In a speech he delivered at the conference, Alboga used logical gymnastics to blame Germany of promoting “extremism and radicalization” by not doing enough to stop “Islamophobia.”
Later, in an interview with the German news agency Deutsche Welle, Alboga said he was hoping that German Chancellor Angela Merkel would be defeated in federal elections in September 2013 so that the Muslim-German dialogue could continue in a more positive way with a new government led by the more Muslim-friendly Social Democrats. “I yearn for a real partnership,” he said.
It should be noted that Alboga’s DITIB is a branch of the Turkish government, which controls over 900 mosques in Germany. Turkish Prime Minister Recep Tayyip Erdogan has long used DITIB to dissuade Turkish immigrants from integrating into German society.
Alboga’s complaints were echoed by the Secretary-General of the Central Council of Muslims in Germany [Zentralrats der Muslime in Deutschland (ZMD)], Aiman Mazyek, who said the Islam conference “urgently needs a general overhaul” because it is not a “dialogue among equals.”

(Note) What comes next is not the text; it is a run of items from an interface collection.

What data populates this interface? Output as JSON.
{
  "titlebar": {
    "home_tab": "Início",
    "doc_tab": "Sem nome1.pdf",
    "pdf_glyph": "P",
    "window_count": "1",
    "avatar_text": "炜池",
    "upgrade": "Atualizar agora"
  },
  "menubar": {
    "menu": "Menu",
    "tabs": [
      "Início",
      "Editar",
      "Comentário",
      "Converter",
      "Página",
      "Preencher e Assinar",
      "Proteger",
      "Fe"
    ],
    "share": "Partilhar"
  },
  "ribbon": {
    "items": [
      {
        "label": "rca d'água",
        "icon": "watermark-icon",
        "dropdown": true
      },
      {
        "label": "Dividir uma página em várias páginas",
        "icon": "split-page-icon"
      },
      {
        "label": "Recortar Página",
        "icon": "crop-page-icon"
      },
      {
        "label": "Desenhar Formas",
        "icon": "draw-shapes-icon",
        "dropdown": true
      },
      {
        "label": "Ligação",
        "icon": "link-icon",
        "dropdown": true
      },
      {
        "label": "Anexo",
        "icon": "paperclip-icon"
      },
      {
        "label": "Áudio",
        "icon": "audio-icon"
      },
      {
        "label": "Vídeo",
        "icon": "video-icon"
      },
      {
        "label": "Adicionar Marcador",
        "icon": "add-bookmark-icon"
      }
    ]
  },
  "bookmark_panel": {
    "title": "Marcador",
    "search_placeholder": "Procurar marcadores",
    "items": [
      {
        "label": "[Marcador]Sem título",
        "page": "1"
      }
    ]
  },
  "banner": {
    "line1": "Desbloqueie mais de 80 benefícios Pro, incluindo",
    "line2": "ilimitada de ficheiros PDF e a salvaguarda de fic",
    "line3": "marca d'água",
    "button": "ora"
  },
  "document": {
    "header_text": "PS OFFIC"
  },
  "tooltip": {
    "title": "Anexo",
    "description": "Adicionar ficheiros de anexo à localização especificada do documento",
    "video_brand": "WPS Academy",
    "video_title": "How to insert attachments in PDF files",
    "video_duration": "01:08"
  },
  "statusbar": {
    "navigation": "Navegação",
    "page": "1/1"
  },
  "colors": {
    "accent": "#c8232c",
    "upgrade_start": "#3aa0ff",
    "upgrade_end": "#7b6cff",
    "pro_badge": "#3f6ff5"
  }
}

The head of the Turkish Community in Germany [Türkische Gemeinde in Deutschland (TGD)], Kenan Kolat, called on the German government to create a new Integration Ministry that would take the responsibility for organizing the German Islam Conference away from the Interior Ministry.
The director of the Islamic Council of Germany [Islamrats für die Bundesrepublik Deutschland (IR)], Ali Kizilkaya, described the German Islam Conference as “a train heading in the wrong direction” because the event is built on “security concerns and mistrust.”
The center-left Social Democratic Party (SPD), eager to court disgruntled Muslim voters in a desperate bid to unseat Merkel this fall, has jumped on the anti-Friedrich bandwagon with enthusiasm.
The Interior Minister of Lower Saxony, the SPD’s Boris Pistorius, accused Friedrich of fomenting “Islamophobia” by making “insensitive comments.” Pistorius said the original goal of the German Islam Conference “was to talk about Islam” but Friedrich and his predecessor, Thomas de Maizière, changed the focus to “security and terrorism” and this shift has “alienated” Muslim participants. Pistorius said that after the federal elections, a victorious SPD would re-conceptualize the conference by “carefully separating the concepts of Islam and Islamism.”
The parliamentary secretary of the SPD, Thomas Oppermann, accused Friedrich of leading the Islam Conference to an impasse, and said, “We want to put the dialogue with Muslims on a new basis.” The Integration Minister of North Rhine-Westphalia, SPD politician Guntram Schneider, hinted at what such a “reorientation of the conference” might entail when he complained that the event did not address “Islamophobia.”
Potential SPD coalition partners also joined the electioneering. Left Party politician Christine Friedrich Buchholz accused Friedrich of not being really interested in a genuine dialogue with Muslims. Green Party leader Renate Künast said the conference needed a “reset” because Friedrich had “smashed too many dishes.”
In any event, this is not the first time the German Islam Conference has ended in failure. The official focus of the conference in 2012 was to find ways to deal with the spiraling rates of forced marriages and domestic violence among Muslims in Germany.
But Muslim representatives attending that event were in no mood for compromise. Then, like now, they refused to accept responsibility for any of the innumerable irritants in German-Muslim relations. Instead, they insisted that the German government amend its “misguided” approach to Muslim integration.
The 2012 event ended without a joint press conference because of lingering Muslim pique at “offensive” comments that were allegedly uttered at the press conference that ended the 2011 event.